The residents of the refugee enclaves include Roma men, women and children who were cleansed from their homes during the war in Kosovo. The Roma live in structures that could be described as shacks if they were constructed to house humans. The shelters are pieced together from scraps of wood, cardboard boxes and thin sheets of tin. The leaky roofs are held in place by old automobile tires. Inside, the soot from wood-burning stoves stains walls, ceilings and people. The floors are made of dirt in the dry areas, and mud where water seeps in from the outside. The furniture consists of wood boxes and, for those who can afford the luxury, filthy carpets.
Scott Taylor, a well-respected Canadian military affairs correspondent, recently visited the refugee enclave near the Obilic power station. His report from the field presented the current situation in Kosovo in a different light than did the trumpeting of the International Crisis Group.
"The housing program also illustrates the vast discrepancy between the allocation of funds to Albanian Kosovars and other ethnic minorities," stated Taylor in an article published in the Ottawa Citizen. "Throughout the Albanian sectors ‘monster’ homes–many larger than 7,000 square feet–are being built. Along the main roads are dozens of new hotels and service centres, complete with car washes, supermarkets and cafes. By contrast, inside the isolated minority enclaves there has been little reconstruction…"

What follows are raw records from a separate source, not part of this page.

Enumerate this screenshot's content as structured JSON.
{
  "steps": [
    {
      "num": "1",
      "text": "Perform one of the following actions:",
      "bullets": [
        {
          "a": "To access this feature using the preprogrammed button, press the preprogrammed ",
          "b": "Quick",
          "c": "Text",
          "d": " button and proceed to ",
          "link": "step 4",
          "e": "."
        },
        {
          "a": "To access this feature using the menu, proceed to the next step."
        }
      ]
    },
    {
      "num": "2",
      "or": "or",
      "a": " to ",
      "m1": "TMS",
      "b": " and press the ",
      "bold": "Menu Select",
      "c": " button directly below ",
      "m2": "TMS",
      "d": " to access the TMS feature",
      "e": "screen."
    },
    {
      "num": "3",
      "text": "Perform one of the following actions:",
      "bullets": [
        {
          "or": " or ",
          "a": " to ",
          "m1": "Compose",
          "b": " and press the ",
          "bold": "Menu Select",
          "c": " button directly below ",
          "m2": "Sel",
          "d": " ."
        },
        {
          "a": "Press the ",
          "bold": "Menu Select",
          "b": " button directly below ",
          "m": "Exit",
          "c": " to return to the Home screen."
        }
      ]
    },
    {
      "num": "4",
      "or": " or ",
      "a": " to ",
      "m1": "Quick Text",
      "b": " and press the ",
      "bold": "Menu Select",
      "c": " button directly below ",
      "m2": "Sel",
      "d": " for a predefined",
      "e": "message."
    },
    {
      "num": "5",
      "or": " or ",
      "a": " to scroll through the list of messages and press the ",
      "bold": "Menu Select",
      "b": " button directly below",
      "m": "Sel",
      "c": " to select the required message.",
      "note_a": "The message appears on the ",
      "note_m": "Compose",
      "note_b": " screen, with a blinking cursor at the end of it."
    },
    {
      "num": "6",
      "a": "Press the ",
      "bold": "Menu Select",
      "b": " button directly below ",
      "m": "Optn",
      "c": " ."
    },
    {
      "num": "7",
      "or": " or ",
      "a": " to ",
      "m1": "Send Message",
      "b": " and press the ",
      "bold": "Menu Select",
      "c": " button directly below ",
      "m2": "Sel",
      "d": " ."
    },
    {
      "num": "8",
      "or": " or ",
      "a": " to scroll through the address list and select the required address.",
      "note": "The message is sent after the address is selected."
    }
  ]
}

Scott Taylor walked through the squalor, and he talked with the people who live in misery and despair. He got out of his vehicle and waded through the human rubble. Taylor told no lies.
There is a natural mystic blowing in the air and, in Kosovo, it stinks worse than the pollution spewed out from the belching chimneys at the Obilic power station. It is a mystery to me as to why the International Crisis Group could spend so much time and money on a report that completely reverses the true situation in Kosovo but, as Bob Marley wailed, "things are not the way they used to be."
James T. Phillips is a freelance reporter and photographer. He has covered wars in Iraq, Croatia, Bosnia, Kosovo and Macedonia. He can be reached at: firstname.lastname@example.org